§ What is required:
Your task is to copy each line of the listing that contains the word "Berlin".

──────── Source information

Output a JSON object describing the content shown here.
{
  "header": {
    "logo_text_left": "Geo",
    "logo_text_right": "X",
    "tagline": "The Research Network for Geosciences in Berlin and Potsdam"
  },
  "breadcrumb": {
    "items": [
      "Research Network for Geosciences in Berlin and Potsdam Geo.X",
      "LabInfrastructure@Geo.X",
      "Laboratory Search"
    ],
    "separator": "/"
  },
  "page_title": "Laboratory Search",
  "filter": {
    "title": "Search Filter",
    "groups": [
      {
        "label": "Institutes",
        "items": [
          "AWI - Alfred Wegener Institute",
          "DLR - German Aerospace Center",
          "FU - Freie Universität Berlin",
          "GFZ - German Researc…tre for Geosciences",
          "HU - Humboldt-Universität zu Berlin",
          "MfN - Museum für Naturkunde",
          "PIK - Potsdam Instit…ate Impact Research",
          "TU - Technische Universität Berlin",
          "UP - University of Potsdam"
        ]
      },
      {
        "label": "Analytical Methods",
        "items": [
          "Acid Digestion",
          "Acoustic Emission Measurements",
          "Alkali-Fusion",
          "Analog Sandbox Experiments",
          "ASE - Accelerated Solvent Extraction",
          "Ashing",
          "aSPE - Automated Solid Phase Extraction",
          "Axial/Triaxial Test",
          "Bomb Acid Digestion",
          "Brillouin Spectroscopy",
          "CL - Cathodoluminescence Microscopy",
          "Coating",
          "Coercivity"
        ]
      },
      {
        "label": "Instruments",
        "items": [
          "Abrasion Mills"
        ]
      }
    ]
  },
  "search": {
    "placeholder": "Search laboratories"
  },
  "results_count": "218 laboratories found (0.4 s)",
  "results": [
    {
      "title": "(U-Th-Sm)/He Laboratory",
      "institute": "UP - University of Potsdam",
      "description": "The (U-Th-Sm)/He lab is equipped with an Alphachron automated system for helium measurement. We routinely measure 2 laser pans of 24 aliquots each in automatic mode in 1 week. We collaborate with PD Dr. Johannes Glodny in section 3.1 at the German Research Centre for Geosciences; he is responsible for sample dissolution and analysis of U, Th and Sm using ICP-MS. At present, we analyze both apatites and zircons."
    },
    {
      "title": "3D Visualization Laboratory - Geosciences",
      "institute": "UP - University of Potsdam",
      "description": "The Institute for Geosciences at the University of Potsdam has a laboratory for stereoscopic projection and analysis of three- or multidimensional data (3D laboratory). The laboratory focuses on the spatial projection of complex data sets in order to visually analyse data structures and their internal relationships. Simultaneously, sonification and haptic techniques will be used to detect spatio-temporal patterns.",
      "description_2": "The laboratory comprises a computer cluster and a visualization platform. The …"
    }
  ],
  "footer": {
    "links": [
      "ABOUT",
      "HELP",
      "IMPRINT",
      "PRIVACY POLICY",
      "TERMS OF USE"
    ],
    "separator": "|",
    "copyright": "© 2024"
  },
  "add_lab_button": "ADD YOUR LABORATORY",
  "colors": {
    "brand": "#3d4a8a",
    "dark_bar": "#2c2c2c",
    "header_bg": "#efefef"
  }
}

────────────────

§ Task response:
    "tagline": "The Research Network for Geosciences in Berlin and Potsdam"
      "Research Network for Geosciences in Berlin and Potsdam Geo.X",
          "FU - Freie Universität Berlin",
          "HU - Humboldt-Universität zu Berlin",
          "TU - Technische Universität Berlin",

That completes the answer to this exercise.